What the exercise asks
Print every record exactly.
::: Data supplied :::
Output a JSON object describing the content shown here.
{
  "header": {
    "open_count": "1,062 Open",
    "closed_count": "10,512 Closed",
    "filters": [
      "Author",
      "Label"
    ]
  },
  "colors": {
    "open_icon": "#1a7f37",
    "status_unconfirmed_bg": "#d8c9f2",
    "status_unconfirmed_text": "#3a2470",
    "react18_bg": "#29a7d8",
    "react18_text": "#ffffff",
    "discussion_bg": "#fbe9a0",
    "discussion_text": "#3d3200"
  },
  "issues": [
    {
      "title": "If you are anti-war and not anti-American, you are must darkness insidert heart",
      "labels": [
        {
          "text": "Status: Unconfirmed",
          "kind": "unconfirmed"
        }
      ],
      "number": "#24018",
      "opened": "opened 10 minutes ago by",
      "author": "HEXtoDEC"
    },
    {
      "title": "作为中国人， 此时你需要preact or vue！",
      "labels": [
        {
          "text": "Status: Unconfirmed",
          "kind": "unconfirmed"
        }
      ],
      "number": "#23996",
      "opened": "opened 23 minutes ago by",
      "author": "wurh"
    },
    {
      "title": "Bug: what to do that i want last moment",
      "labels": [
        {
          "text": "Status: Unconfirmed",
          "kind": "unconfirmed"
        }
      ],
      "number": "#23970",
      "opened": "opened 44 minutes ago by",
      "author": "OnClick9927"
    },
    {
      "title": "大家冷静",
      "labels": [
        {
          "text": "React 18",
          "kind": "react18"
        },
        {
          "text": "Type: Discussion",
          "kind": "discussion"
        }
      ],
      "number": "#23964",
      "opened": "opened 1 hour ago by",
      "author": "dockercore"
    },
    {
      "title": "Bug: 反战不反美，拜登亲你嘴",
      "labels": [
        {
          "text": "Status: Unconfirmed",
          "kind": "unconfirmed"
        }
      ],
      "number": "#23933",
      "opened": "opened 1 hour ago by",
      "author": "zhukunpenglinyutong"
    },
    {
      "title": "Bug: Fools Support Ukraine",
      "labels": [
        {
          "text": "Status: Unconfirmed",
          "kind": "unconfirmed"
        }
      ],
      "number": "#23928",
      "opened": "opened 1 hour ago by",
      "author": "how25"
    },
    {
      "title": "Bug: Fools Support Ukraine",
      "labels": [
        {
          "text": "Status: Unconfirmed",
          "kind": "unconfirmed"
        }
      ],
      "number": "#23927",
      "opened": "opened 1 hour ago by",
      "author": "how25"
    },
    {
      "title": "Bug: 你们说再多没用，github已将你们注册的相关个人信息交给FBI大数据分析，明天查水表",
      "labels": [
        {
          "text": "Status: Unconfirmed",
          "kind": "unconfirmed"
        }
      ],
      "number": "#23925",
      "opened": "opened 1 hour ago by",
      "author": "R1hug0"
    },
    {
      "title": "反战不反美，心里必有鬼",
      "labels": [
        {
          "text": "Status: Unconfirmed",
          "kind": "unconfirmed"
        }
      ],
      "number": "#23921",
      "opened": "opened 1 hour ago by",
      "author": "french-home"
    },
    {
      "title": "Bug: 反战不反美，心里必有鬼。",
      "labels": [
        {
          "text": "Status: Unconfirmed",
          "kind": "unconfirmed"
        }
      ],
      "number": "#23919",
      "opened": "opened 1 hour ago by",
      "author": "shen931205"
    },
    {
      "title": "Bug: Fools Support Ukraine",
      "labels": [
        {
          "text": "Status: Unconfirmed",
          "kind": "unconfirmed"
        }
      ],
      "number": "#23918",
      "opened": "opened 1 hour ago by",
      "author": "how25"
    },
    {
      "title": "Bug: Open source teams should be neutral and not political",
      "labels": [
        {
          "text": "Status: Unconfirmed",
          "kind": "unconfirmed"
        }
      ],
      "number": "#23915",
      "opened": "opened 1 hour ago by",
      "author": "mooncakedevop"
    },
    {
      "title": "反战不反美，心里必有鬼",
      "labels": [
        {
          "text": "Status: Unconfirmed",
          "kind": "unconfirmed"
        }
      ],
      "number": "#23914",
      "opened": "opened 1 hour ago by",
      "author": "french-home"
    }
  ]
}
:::
Task result
Output a JSON object describing the content shown here.
{
  "header": {
    "open_count": "1,062 Open",
    "closed_count": "10,512 Closed",
    "filters": [
      "Author",
      "Label"
    ]
  },
  "colors": {
    "open_icon": "#1a7f37",
    "status_unconfirmed_bg": "#d8c9f2",
    "status_unconfirmed_text": "#3a2470",
    "react18_bg": "#29a7d8",
    "react18_text": "#ffffff",
    "discussion_bg": "#fbe9a0",
    "discussion_text": "#3d3200"
  },
  "issues": [
    {
      "title": "If you are anti-war and not anti-American, you are must darkness insidert heart",
      "labels": [
        {
          "text": "Status: Unconfirmed",
          "kind": "unconfirmed"
        }
      ],
      "number": "#24018",
      "opened": "opened 10 minutes ago by",
      "author": "HEXtoDEC"
    },
    {
      "title": "作为中国人， 此时你需要preact or vue！",
      "labels": [
        {
          "text": "Status: Unconfirmed",
          "kind": "unconfirmed"
        }
      ],
      "number": "#23996",
      "opened": "opened 23 minutes ago by",
      "author": "wurh"
    },
    {
      "title": "Bug: what to do that i want last moment",
      "labels": [
        {
          "text": "Status: Unconfirmed",
          "kind": "unconfirmed"
        }
      ],
      "number": "#23970",
      "opened": "opened 44 minutes ago by",
      "author": "OnClick9927"
    },
    {
      "title": "大家冷静",
      "labels": [
        {
          "text": "React 18",
          "kind": "react18"
        },
        {
          "text": "Type: Discussion",
          "kind": "discussion"
        }
      ],
      "number": "#23964",
      "opened": "opened 1 hour ago by",
      "author": "dockercore"
    },
    {
      "title": "Bug: 反战不反美，拜登亲你嘴",
      "labels": [
        {
          "text": "Status: Unconfirmed",
          "kind": "unconfirmed"
        }
      ],
      "number": "#23933",
      "opened": "opened 1 hour ago by",
      "author": "zhukunpenglinyutong"
    },
    {
      "title": "Bug: Fools Support Ukraine",
      "labels": [
        {
          "text": "Status: Unconfirmed",
          "kind": "unconfirmed"
        }
      ],
      "number": "#23928",
      "opened": "opened 1 hour ago by",
      "author": "how25"
    },
    {
      "title": "Bug: Fools Support Ukraine",
      "labels": [
        {
          "text": "Status: Unconfirmed",
          "kind": "unconfirmed"
        }
      ],
      "number": "#23927",
      "opened": "opened 1 hour ago by",
      "author": "how25"
    },
    {
      "title": "Bug: 你们说再多没用，github已将你们注册的相关个人信息交给FBI大数据分析，明天查水表",
      "labels": [
        {
          "text": "Status: Unconfirmed",
          "kind": "unconfirmed"
        }
      ],
      "number": "#23925",
      "opened": "opened 1 hour ago by",
      "author": "R1hug0"
    },
    {
      "title": "反战不反美，心里必有鬼",
      "labels": [
        {
          "text": "Status: Unconfirmed",
          "kind": "unconfirmed"
        }
      ],
      "number": "#23921",
      "opened": "opened 1 hour ago by",
      "author": "french-home"
    },
    {
      "title": "Bug: 反战不反美，心里必有鬼。",
      "labels": [
        {
          "text": "Status: Unconfirmed",
          "kind": "unconfirmed"
        }
      ],
      "number": "#23919",
      "opened": "opened 1 hour ago by",
      "author": "shen931205"
    },
    {
      "title": "Bug: Fools Support Ukraine",
      "labels": [
        {
          "text": "Status: Unconfirmed",
          "kind": "unconfirmed"
        }
      ],
      "number": "#23918",
      "opened": "opened 1 hour ago by",
      "author": "how25"
    },
    {
      "title": "Bug: Open source teams should be neutral and not political",
      "labels": [
        {
          "text": "Status: Unconfirmed",
          "kind": "unconfirmed"
        }
      ],
      "number": "#23915",
      "opened": "opened 1 hour ago by",
      "author": "mooncakedevop"
    },
    {
      "title": "反战不反美，心里必有鬼",
      "labels": [
        {
          "text": "Status: Unconfirmed",
          "kind": "unconfirmed"
        }
      ],
      "number": "#23914",
      "opened": "opened 1 hour ago by",
      "author": "french-home"
    }
  ]
}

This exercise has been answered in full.